**** Task inputs
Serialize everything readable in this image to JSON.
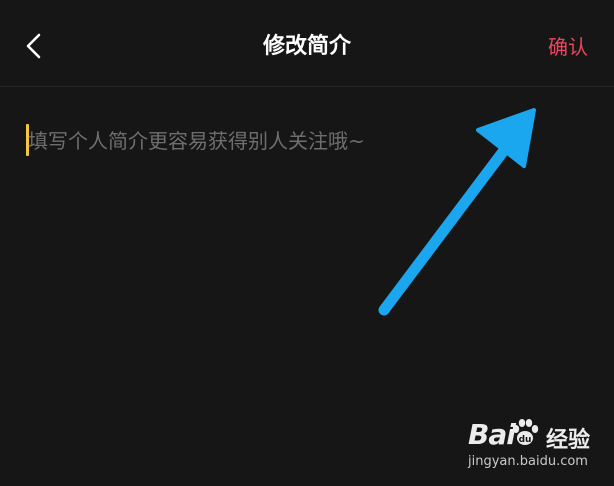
{
  "header": {
    "title": "修改简介",
    "confirm_label": "确认",
    "back_icon": "chevron-left-icon"
  },
  "bio_input": {
    "placeholder": "填写个人简介更容易获得别人关注哦~",
    "value": ""
  },
  "overlay": {
    "arrow_color": "#1aa7f0"
  },
  "watermark": {
    "brand_left": "Bai",
    "brand_right": "经验",
    "domain": "jingyan.baidu.com"
  },
  "colors": {
    "background": "#161616",
    "confirm": "#e8475d",
    "caret": "#f5c644",
    "placeholder": "#6e6e6e"
  }
}
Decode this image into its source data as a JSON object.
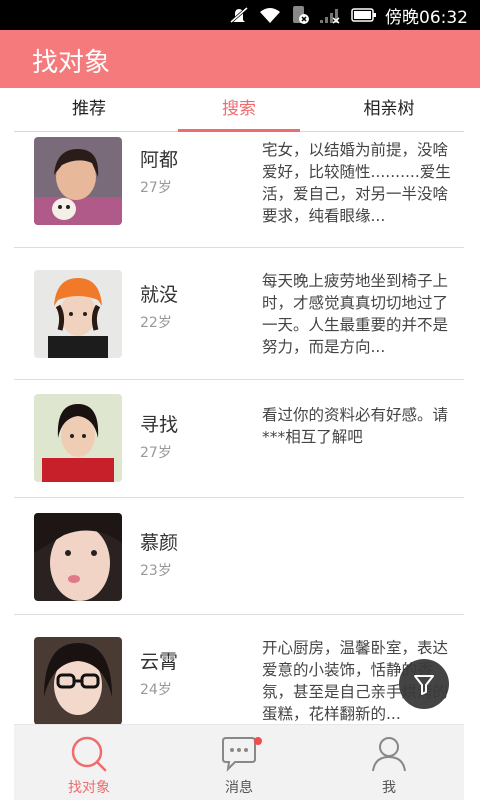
{
  "statusbar": {
    "time": "傍晚06:32",
    "icons": [
      "mute-icon",
      "wifi-icon",
      "sim-icon",
      "signal-icon",
      "battery-icon"
    ]
  },
  "appbar": {
    "title": "找对象"
  },
  "tabs": [
    {
      "label": "推荐",
      "active": false
    },
    {
      "label": "搜索",
      "active": true
    },
    {
      "label": "相亲树",
      "active": false
    }
  ],
  "list": [
    {
      "name": "阿都",
      "age": "27岁",
      "desc": "宅女，以结婚为前提，没啥爱好，比较随性..........爱生活，爱自己，对另一半没啥要求，纯看眼缘..."
    },
    {
      "name": "就没",
      "age": "22岁",
      "desc": "每天晚上疲劳地坐到椅子上时，才感觉真真切切地过了一天。人生最重要的并不是努力，而是方向..."
    },
    {
      "name": "寻找",
      "age": "27岁",
      "desc": "看过你的资料必有好感。请***相互了解吧"
    },
    {
      "name": "慕颜",
      "age": "23岁",
      "desc": ""
    },
    {
      "name": "云霄",
      "age": "24岁",
      "desc": "开心厨房，温馨卧室，表达爱意的小装饰，恬静的香氛，甚至是自己亲手烘烤的蛋糕，花样翻新的..."
    }
  ],
  "bottomnav": [
    {
      "label": "找对象",
      "active": true,
      "icon": "search-icon"
    },
    {
      "label": "消息",
      "active": false,
      "icon": "chat-icon"
    },
    {
      "label": "我",
      "active": false,
      "icon": "user-icon"
    }
  ],
  "colors": {
    "accent": "#f47a7c",
    "accent_text": "#f06b6e",
    "badge": "#f24d4d"
  }
}
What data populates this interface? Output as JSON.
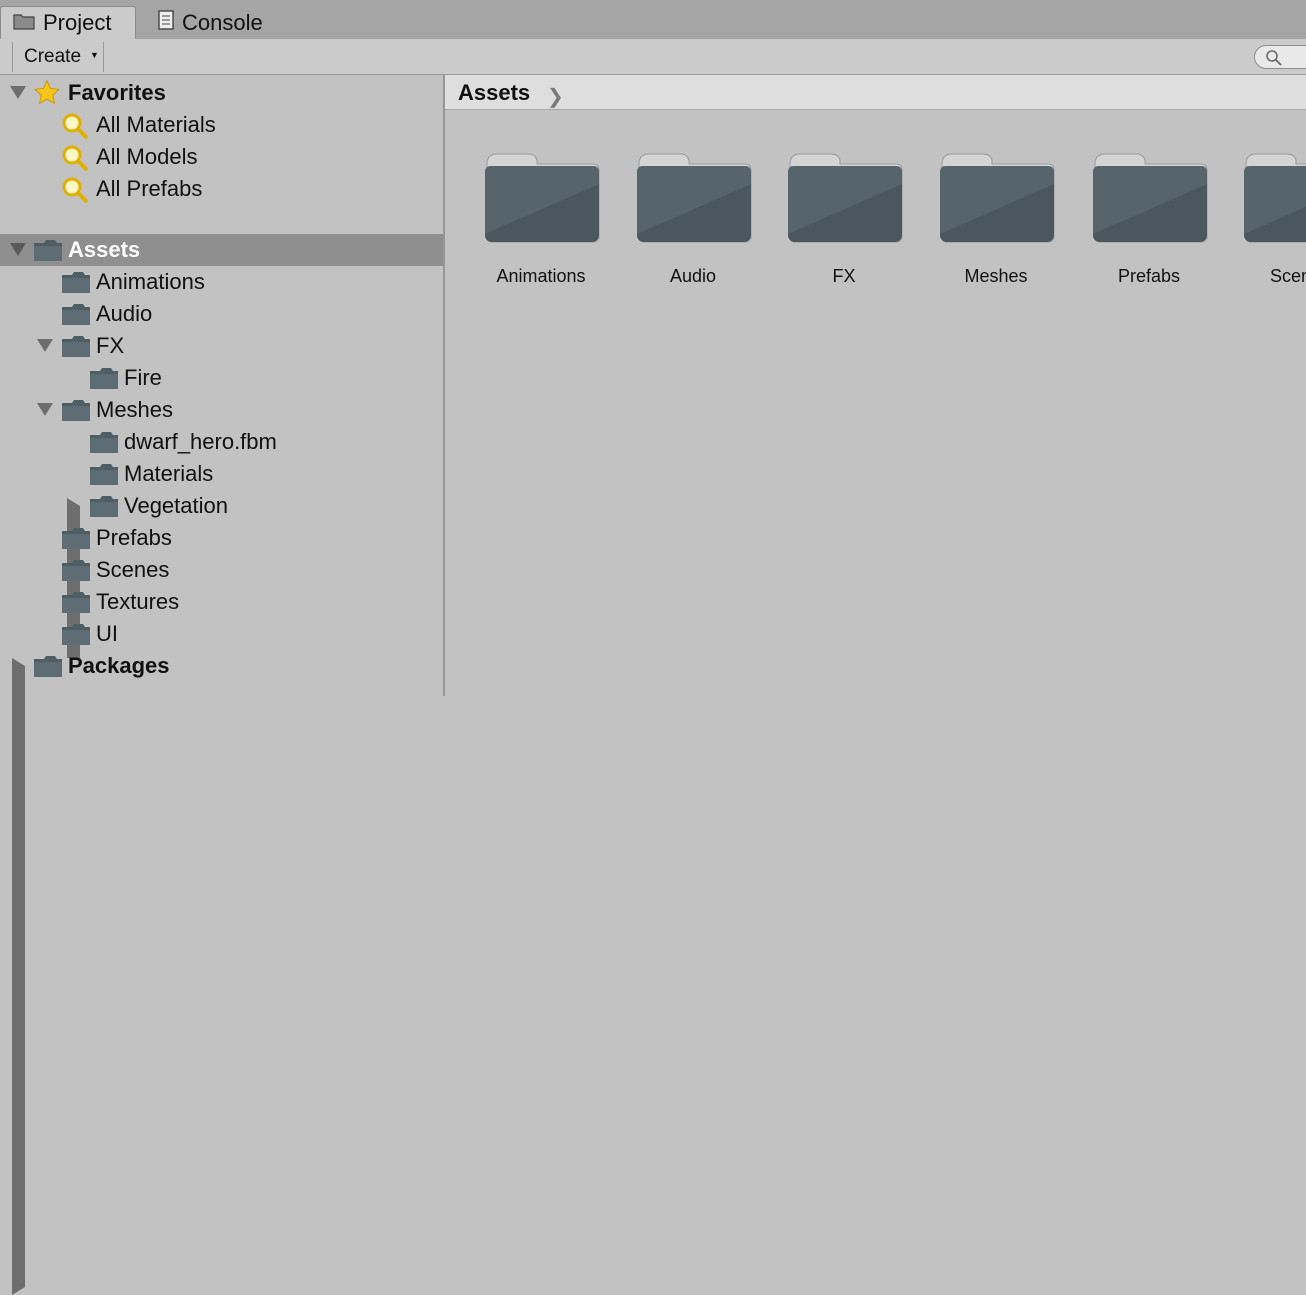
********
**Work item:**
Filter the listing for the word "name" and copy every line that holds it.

**Answer space:**
      "name": "阿都",
      "name": "就没",
      "name": "寻找",
      "name": "慕颜",
      "name": "云霄",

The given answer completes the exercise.